··· DATA EXCERPTS

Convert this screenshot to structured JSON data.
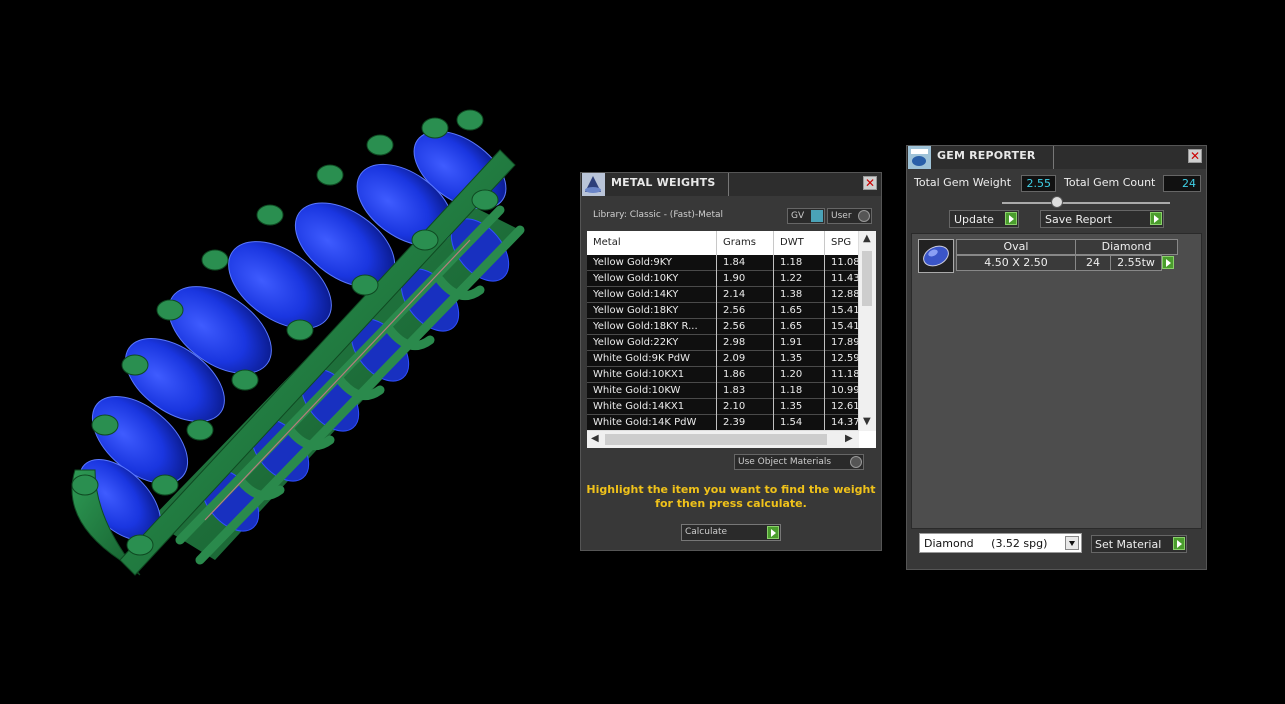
{
  "metal_weights": {
    "title": "METAL WEIGHTS",
    "library_label": "Library: Classic - (Fast)-Metal",
    "toggle_gv": "GV",
    "toggle_user": "User",
    "columns": [
      "Metal",
      "Grams",
      "DWT",
      "SPG"
    ],
    "rows": [
      [
        "Yellow Gold:9KY",
        "1.84",
        "1.18",
        "11.08"
      ],
      [
        "Yellow Gold:10KY",
        "1.90",
        "1.22",
        "11.43"
      ],
      [
        "Yellow Gold:14KY",
        "2.14",
        "1.38",
        "12.88"
      ],
      [
        "Yellow Gold:18KY",
        "2.56",
        "1.65",
        "15.41"
      ],
      [
        "Yellow Gold:18KY R...",
        "2.56",
        "1.65",
        "15.41"
      ],
      [
        "Yellow Gold:22KY",
        "2.98",
        "1.91",
        "17.89"
      ],
      [
        "White Gold:9K PdW",
        "2.09",
        "1.35",
        "12.59"
      ],
      [
        "White Gold:10KX1",
        "1.86",
        "1.20",
        "11.18"
      ],
      [
        "White Gold:10KW",
        "1.83",
        "1.18",
        "10.99"
      ],
      [
        "White Gold:14KX1",
        "2.10",
        "1.35",
        "12.61"
      ],
      [
        "White Gold:14K PdW",
        "2.39",
        "1.54",
        "14.37"
      ]
    ],
    "use_object_materials": "Use Object Materials",
    "hint_line1": "Highlight the item you want to find the weight",
    "hint_line2": "for then press calculate.",
    "calculate_label": "Calculate"
  },
  "gem_reporter": {
    "title": "GEM REPORTER",
    "total_weight_label": "Total Gem Weight",
    "total_weight_value": "2.55",
    "total_count_label": "Total Gem Count",
    "total_count_value": "24",
    "update_label": "Update",
    "save_report_label": "Save Report",
    "gem": {
      "shape": "Oval",
      "material": "Diamond",
      "size": "4.50 X 2.50",
      "count": "24",
      "weight": "2.55tw"
    },
    "material_select": "Diamond     (3.52 spg)",
    "set_material_label": "Set Material"
  },
  "colors": {
    "accent_hint": "#f0c21a",
    "value_text": "#3fd0e6",
    "gem_blue": "#1a3cff",
    "metal_green": "#1f7a3e",
    "button_green": "#4a9d2d"
  }
}
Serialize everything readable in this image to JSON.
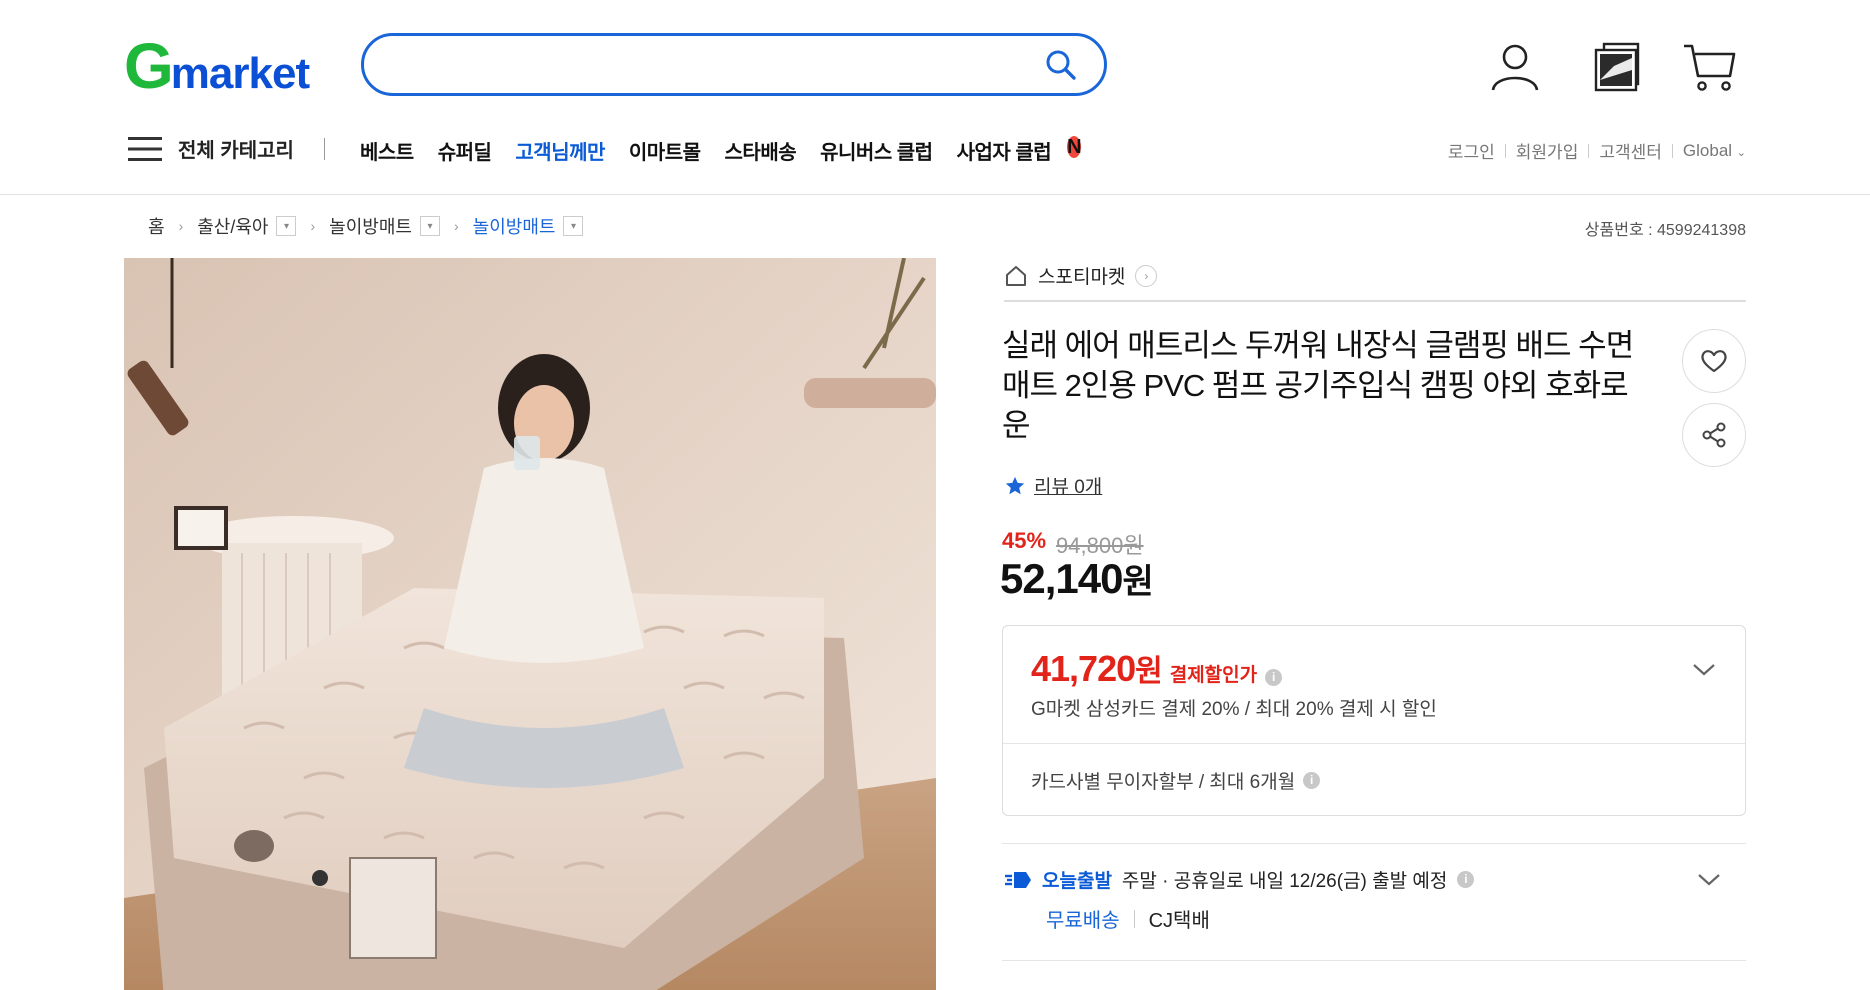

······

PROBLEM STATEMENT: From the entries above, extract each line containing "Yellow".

EXERCISE RESULT:
        "Yellow Gold:9KY",
        "Yellow Gold:10KY",
        "Yellow Gold:14KY",
        "Yellow Gold:18KY",
        "Yellow Gold:18KY R...",
        "Yellow Gold:22KY",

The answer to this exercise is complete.